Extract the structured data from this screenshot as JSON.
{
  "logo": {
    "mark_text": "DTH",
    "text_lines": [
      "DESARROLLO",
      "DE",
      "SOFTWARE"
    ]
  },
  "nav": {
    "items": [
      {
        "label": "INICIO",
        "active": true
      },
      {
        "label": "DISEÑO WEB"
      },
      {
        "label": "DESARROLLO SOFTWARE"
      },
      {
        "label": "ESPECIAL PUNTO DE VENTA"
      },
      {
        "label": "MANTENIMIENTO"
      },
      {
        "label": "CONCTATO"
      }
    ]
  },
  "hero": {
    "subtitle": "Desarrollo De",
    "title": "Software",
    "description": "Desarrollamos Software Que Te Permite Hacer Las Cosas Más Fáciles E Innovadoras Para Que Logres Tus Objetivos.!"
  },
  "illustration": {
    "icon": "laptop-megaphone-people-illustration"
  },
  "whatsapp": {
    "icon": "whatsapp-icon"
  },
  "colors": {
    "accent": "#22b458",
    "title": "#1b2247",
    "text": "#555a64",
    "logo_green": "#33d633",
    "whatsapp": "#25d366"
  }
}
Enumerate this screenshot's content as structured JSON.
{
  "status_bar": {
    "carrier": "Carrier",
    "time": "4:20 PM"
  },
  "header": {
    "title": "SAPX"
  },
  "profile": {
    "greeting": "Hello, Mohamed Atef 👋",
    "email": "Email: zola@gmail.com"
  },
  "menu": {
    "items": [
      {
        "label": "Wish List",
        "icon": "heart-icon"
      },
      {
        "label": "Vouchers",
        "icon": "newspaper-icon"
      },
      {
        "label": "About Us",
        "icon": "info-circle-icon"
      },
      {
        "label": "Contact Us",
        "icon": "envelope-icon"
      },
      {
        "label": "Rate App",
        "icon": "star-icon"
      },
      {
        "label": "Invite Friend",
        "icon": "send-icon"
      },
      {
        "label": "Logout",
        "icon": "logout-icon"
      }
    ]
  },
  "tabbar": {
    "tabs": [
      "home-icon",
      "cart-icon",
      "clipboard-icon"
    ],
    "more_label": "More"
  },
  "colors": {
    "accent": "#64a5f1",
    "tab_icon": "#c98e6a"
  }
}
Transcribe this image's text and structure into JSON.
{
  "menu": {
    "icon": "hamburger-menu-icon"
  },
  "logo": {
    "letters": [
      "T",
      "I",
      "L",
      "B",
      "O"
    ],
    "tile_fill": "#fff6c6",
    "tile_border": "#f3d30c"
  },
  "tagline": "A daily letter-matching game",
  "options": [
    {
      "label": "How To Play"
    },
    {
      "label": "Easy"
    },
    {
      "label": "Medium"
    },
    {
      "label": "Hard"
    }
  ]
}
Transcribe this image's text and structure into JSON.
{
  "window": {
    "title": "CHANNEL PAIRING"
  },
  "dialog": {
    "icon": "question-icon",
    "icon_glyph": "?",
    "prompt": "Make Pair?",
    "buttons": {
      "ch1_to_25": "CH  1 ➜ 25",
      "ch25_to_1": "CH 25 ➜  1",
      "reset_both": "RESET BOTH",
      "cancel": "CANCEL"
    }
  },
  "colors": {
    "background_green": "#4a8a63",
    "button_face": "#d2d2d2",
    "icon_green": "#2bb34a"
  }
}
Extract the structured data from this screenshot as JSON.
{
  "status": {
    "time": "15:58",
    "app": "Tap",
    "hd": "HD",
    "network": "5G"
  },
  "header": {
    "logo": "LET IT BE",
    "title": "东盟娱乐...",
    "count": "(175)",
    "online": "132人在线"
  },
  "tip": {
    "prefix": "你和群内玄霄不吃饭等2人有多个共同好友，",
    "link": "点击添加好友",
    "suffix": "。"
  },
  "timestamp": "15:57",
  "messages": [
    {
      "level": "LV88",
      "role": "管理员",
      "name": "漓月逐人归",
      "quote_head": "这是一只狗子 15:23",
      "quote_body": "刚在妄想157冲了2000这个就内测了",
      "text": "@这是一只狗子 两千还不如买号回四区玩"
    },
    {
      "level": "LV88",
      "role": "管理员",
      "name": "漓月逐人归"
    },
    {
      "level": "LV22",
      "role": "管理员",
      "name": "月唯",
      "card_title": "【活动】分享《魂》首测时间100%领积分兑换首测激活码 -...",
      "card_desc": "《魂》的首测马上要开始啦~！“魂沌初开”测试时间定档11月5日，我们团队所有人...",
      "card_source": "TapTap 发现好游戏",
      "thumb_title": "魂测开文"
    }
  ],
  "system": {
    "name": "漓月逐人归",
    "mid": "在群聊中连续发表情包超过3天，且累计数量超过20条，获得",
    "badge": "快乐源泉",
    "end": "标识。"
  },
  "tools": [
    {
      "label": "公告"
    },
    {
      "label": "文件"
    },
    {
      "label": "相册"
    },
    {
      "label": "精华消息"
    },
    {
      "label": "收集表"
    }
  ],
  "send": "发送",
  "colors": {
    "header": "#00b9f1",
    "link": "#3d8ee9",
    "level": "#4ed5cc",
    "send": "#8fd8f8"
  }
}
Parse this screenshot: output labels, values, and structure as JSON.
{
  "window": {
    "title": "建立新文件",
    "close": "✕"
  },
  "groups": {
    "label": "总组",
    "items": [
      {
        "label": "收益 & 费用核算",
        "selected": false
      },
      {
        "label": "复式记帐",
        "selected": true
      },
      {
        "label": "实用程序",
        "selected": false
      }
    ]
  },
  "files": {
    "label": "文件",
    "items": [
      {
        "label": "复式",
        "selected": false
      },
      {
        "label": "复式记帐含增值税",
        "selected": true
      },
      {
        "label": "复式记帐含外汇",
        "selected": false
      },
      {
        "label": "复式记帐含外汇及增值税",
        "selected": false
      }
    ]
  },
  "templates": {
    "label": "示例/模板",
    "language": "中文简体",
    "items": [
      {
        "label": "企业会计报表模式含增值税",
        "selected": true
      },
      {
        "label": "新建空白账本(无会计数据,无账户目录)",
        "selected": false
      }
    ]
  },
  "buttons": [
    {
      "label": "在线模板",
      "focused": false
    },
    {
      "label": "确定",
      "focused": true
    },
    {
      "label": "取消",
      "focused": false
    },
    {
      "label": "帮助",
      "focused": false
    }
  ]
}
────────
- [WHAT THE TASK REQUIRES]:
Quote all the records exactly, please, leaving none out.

- [EXPECTED ANSWER]:
Extract the structured data from this screenshot as JSON.
{
  "logo": {
    "mark_text": "DTH",
    "text_lines": [
      "DESARROLLO",
      "DE",
      "SOFTWARE"
    ]
  },
  "nav": {
    "items": [
      {
        "label": "INICIO",
        "active": true
      },
      {
        "label": "DISEÑO WEB"
      },
      {
        "label": "DESARROLLO SOFTWARE"
      },
      {
        "label": "ESPECIAL PUNTO DE VENTA"
      },
      {
        "label": "MANTENIMIENTO"
      },
      {
        "label": "CONCTATO"
      }
    ]
  },
  "hero": {
    "subtitle": "Desarrollo De",
    "title": "Software",
    "description": "Desarrollamos Software Que Te Permite Hacer Las Cosas Más Fáciles E Innovadoras Para Que Logres Tus Objetivos.!"
  },
  "illustration": {
    "icon": "laptop-megaphone-people-illustration"
  },
  "whatsapp": {
    "icon": "whatsapp-icon"
  },
  "colors": {
    "accent": "#22b458",
    "title": "#1b2247",
    "text": "#555a64",
    "logo_green": "#33d633",
    "whatsapp": "#25d366"
  }
}
Enumerate this screenshot's content as structured JSON.
{
  "status_bar": {
    "carrier": "Carrier",
    "time": "4:20 PM"
  },
  "header": {
    "title": "SAPX"
  },
  "profile": {
    "greeting": "Hello, Mohamed Atef 👋",
    "email": "Email: zola@gmail.com"
  },
  "menu": {
    "items": [
      {
        "label": "Wish List",
        "icon": "heart-icon"
      },
      {
        "label": "Vouchers",
        "icon": "newspaper-icon"
      },
      {
        "label": "About Us",
        "icon": "info-circle-icon"
      },
      {
        "label": "Contact Us",
        "icon": "envelope-icon"
      },
      {
        "label": "Rate App",
        "icon": "star-icon"
      },
      {
        "label": "Invite Friend",
        "icon": "send-icon"
      },
      {
        "label": "Logout",
        "icon": "logout-icon"
      }
    ]
  },
  "tabbar": {
    "tabs": [
      "home-icon",
      "cart-icon",
      "clipboard-icon"
    ],
    "more_label": "More"
  },
  "colors": {
    "accent": "#64a5f1",
    "tab_icon": "#c98e6a"
  }
}
Transcribe this image's text and structure into JSON.
{
  "menu": {
    "icon": "hamburger-menu-icon"
  },
  "logo": {
    "letters": [
      "T",
      "I",
      "L",
      "B",
      "O"
    ],
    "tile_fill": "#fff6c6",
    "tile_border": "#f3d30c"
  },
  "tagline": "A daily letter-matching game",
  "options": [
    {
      "label": "How To Play"
    },
    {
      "label": "Easy"
    },
    {
      "label": "Medium"
    },
    {
      "label": "Hard"
    }
  ]
}
Transcribe this image's text and structure into JSON.
{
  "window": {
    "title": "CHANNEL PAIRING"
  },
  "dialog": {
    "icon": "question-icon",
    "icon_glyph": "?",
    "prompt": "Make Pair?",
    "buttons": {
      "ch1_to_25": "CH  1 ➜ 25",
      "ch25_to_1": "CH 25 ➜  1",
      "reset_both": "RESET BOTH",
      "cancel": "CANCEL"
    }
  },
  "colors": {
    "background_green": "#4a8a63",
    "button_face": "#d2d2d2",
    "icon_green": "#2bb34a"
  }
}
Extract the structured data from this screenshot as JSON.
{
  "status": {
    "time": "15:58",
    "app": "Tap",
    "hd": "HD",
    "network": "5G"
  },
  "header": {
    "logo": "LET IT BE",
    "title": "东盟娱乐...",
    "count": "(175)",
    "online": "132人在线"
  },
  "tip": {
    "prefix": "你和群内玄霄不吃饭等2人有多个共同好友，",
    "link": "点击添加好友",
    "suffix": "。"
  },
  "timestamp": "15:57",
  "messages": [
    {
      "level": "LV88",
      "role": "管理员",
      "name": "漓月逐人归",
      "quote_head": "这是一只狗子 15:23",
      "quote_body": "刚在妄想157冲了2000这个就内测了",
      "text": "@这是一只狗子 两千还不如买号回四区玩"
    },
    {
      "level": "LV88",
      "role": "管理员",
      "name": "漓月逐人归"
    },
    {
      "level": "LV22",
      "role": "管理员",
      "name": "月唯",
      "card_title": "【活动】分享《魂》首测时间100%领积分兑换首测激活码 -...",
      "card_desc": "《魂》的首测马上要开始啦~！“魂沌初开”测试时间定档11月5日，我们团队所有人...",
      "card_source": "TapTap 发现好游戏",
      "thumb_title": "魂测开文"
    }
  ],
  "system": {
    "name": "漓月逐人归",
    "mid": "在群聊中连续发表情包超过3天，且累计数量超过20条，获得",
    "badge": "快乐源泉",
    "end": "标识。"
  },
  "tools": [
    {
      "label": "公告"
    },
    {
      "label": "文件"
    },
    {
      "label": "相册"
    },
    {
      "label": "精华消息"
    },
    {
      "label": "收集表"
    }
  ],
  "send": "发送",
  "colors": {
    "header": "#00b9f1",
    "link": "#3d8ee9",
    "level": "#4ed5cc",
    "send": "#8fd8f8"
  }
}
Parse this screenshot: output labels, values, and structure as JSON.
{
  "window": {
    "title": "建立新文件",
    "close": "✕"
  },
  "groups": {
    "label": "总组",
    "items": [
      {
        "label": "收益 & 费用核算",
        "selected": false
      },
      {
        "label": "复式记帐",
        "selected": true
      },
      {
        "label": "实用程序",
        "selected": false
      }
    ]
  },
  "files": {
    "label": "文件",
    "items": [
      {
        "label": "复式",
        "selected": false
      },
      {
        "label": "复式记帐含增值税",
        "selected": true
      },
      {
        "label": "复式记帐含外汇",
        "selected": false
      },
      {
        "label": "复式记帐含外汇及增值税",
        "selected": false
      }
    ]
  },
  "templates": {
    "label": "示例/模板",
    "language": "中文简体",
    "items": [
      {
        "label": "企业会计报表模式含增值税",
        "selected": true
      },
      {
        "label": "新建空白账本(无会计数据,无账户目录)",
        "selected": false
      }
    ]
  },
  "buttons": [
    {
      "label": "在线模板",
      "focused": false
    },
    {
      "label": "确定",
      "focused": true
    },
    {
      "label": "取消",
      "focused": false
    },
    {
      "label": "帮助",
      "focused": false
    }
  ]
}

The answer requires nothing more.